- [GIVEN DATA]:
-*-*-

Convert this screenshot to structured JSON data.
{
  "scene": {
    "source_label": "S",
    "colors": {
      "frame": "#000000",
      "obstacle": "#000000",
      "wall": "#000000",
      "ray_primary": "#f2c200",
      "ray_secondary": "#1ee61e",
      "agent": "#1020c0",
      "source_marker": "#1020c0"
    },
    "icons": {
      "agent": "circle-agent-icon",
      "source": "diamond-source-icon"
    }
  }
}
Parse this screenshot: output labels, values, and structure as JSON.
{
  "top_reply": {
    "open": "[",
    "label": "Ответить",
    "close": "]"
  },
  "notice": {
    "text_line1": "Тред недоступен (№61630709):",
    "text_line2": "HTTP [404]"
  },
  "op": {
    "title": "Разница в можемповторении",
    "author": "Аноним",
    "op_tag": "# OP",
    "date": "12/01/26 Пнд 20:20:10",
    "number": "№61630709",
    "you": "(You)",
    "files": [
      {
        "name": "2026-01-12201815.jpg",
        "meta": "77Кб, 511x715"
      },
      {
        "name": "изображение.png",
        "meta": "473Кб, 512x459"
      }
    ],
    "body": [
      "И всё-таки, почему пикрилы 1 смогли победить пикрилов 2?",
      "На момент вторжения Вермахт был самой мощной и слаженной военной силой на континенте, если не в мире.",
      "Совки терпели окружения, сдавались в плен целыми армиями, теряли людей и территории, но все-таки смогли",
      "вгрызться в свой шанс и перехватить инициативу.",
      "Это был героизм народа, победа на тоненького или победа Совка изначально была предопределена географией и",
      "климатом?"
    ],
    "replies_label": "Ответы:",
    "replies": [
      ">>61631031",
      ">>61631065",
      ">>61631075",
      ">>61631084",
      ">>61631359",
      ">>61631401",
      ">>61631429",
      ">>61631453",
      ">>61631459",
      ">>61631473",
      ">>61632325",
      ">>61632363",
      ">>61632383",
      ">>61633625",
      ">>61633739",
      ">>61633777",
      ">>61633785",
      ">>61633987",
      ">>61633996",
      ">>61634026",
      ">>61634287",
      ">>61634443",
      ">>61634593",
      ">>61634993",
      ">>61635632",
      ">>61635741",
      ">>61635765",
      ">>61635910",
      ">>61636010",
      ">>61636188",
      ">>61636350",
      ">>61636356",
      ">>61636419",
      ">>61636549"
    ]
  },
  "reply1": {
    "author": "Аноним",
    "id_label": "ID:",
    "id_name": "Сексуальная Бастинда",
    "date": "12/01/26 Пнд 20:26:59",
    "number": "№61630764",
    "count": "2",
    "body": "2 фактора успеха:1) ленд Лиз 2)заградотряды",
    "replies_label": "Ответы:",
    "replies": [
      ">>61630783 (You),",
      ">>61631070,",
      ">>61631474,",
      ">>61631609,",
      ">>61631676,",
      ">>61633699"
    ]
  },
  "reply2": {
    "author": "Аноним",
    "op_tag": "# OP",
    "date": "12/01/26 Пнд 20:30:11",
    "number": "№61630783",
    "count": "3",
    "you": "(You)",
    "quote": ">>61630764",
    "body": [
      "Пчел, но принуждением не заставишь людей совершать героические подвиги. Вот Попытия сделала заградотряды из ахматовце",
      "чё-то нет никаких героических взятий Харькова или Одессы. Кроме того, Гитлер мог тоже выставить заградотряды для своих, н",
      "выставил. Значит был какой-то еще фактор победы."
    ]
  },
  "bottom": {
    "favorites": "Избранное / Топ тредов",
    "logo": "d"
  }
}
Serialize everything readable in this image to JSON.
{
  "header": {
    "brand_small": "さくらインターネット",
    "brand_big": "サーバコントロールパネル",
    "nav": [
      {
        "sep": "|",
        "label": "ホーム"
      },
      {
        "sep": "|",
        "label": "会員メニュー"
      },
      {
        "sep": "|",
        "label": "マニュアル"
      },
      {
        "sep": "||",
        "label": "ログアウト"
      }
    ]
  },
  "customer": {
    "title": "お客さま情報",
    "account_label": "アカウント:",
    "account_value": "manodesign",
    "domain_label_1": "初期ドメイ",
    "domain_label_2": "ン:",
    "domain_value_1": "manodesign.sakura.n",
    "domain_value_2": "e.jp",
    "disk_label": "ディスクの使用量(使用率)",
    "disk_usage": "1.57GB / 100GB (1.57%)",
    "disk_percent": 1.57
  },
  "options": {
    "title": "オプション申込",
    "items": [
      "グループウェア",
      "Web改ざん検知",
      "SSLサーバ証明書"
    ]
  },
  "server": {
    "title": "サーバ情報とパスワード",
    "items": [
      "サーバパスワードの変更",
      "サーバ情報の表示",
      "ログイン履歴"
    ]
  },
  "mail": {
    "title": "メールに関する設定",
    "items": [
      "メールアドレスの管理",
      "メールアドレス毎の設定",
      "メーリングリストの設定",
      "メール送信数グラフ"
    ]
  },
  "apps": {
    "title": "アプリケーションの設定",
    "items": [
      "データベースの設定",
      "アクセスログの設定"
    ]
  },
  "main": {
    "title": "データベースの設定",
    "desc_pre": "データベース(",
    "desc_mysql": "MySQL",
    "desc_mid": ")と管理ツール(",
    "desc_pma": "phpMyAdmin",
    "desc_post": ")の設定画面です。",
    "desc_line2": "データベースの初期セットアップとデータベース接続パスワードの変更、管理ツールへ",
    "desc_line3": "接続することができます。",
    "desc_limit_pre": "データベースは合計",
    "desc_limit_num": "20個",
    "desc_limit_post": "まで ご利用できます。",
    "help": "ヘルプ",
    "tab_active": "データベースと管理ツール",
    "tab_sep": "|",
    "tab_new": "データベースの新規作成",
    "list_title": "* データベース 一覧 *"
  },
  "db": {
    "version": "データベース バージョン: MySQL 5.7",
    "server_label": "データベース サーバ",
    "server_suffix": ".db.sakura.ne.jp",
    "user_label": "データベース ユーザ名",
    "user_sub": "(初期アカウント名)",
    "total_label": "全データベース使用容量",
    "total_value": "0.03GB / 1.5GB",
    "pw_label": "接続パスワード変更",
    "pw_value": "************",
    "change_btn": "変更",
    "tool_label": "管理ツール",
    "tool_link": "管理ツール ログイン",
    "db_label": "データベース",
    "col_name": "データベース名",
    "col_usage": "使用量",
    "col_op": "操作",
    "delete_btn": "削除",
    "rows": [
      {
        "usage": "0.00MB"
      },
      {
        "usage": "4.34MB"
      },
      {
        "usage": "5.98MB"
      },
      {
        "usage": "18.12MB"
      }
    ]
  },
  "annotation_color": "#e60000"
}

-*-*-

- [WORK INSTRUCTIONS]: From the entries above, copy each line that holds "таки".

- [ANSWER TO THE EXERCISE]:
      "И всё-таки, почему пикрилы 1 смогли победить пикрилов 2?",
      "Совки терпели окружения, сдавались в плен целыми армиями, теряли людей и территории, но все-таки смогли",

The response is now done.